Ritual and Ceremony in Whisky Drinking

I know many whom upon cracking open a fresh bottle of Scotch, throw the cork in the fire…

However, this hopeful ritual and opening ceremony seldom happens nowadays – mainly, it must be said, because few people still have a real fire in their home.

Ritual and Ceremony are an intrinsic part of whisky drinking, whither we are aware of it or not.

Whisky is drunk at momentous occasions; birth, death, and anything in between.

Whisky is drunk at thresholds in time, in celebration and in commiseration. To support us and to comfort us when times are hard. To celebrate and proclaim when times are good.

Whisky is taken to ‘wet the baby’s head’, celebrating the life of our newborn child. Toasting her future – offering a blessing for success and health.  

Giving succour to withstand our grief, whisky is shared with friends and mourners in the graveyard upon death of a loved one.

Scotch Whisky marks the passing from this life into the next.

Scotch whisky is present at the death of the old year and at the birth of the new.

At the threshold between one year and the next, we respectfully stand, the countdown begins; Ten. Nine. Eight…. Two. One!


The clock strikes midnight, we lift a glass of uisge beatha ~ the water of life – to our lips. Giving thanks to the past, we herald the future.  We offer a toast to New Year.

We drink a large dram of Scotch to toast and precipitate the Gods and Goddesses of a New Year, a new beginning.


These are ceremonial times of whisky drinking.

What does CEREMONY mean according to Oxford Languages on the internet –

a formal religious or public occasion, especially one celebrating a particular event, achievement, or anniversary.

the ritual observances and procedures required or performed at grand and formal occasions.

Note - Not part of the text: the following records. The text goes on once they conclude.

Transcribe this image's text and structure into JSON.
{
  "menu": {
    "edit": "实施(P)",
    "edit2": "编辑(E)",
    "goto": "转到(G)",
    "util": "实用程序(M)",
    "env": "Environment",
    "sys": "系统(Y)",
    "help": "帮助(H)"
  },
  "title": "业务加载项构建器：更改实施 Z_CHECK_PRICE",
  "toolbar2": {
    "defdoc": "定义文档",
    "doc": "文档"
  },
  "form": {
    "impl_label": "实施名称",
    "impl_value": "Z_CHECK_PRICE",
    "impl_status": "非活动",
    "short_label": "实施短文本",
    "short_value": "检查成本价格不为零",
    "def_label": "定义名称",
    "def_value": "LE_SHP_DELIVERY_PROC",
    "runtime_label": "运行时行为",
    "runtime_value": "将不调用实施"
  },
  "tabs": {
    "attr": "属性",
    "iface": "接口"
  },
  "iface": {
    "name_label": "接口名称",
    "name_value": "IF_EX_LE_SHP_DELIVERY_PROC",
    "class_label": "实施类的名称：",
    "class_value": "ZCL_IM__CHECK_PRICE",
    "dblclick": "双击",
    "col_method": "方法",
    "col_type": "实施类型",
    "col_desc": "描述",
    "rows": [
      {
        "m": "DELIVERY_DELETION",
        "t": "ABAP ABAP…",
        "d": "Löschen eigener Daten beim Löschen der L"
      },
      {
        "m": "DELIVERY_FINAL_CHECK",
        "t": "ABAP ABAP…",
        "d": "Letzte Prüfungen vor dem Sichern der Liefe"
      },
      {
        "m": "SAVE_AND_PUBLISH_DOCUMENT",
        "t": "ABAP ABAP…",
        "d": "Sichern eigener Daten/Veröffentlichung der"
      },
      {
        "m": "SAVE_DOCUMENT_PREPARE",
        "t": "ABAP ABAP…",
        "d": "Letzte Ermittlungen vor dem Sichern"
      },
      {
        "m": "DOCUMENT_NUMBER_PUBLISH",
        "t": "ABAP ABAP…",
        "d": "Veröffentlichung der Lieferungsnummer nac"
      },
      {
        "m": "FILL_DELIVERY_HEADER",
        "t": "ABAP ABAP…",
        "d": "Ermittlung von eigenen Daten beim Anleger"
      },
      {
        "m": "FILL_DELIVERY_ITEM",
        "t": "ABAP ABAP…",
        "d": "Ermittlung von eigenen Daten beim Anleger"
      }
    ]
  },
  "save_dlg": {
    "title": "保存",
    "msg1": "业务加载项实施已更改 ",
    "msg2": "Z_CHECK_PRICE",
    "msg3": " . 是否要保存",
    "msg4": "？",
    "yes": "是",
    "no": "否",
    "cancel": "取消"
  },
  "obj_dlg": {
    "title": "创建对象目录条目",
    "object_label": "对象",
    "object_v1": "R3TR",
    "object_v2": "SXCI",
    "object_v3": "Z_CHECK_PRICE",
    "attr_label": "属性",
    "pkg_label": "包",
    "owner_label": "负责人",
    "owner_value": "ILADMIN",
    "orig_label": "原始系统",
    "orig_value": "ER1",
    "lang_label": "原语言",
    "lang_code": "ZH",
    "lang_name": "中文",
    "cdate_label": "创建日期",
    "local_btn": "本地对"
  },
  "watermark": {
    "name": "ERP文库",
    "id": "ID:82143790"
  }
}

Wikipedia tells us  ~  A RITUAL is a sequence of activities involving gestures, words, actions, or revered objects. Rituals may be prescribed by the traditions of a community, including a religious community. 


We also have personal and private rituals when we drink whisky. Perhaps we always sit in the same chair, looking out at the same view. We may use the same glass each time – a glass whose weight and shape is familiar to us.

We may prefer to pour with the same water jug each time,  and lay things in order on a table beside us,  placing offerings and ceremonial objects on an altar…

We may pour a whisky at the same time each evening, or, we may have our weekly ritual – drinking a couple of malts on a Saturday…

Whatever we do with regards to Scotch whisky, we can be sure we are participating Ceremonially and Ritualistically when we acknowledge and imbibe Uisge Beatha – the water of life.

As D. H. Lawrence said:

Drink and carouse with Bacchus, or eat dry bread with Jesus, but don’t sit down without one of the gods.

Scotch Whisky invites our gods to join us.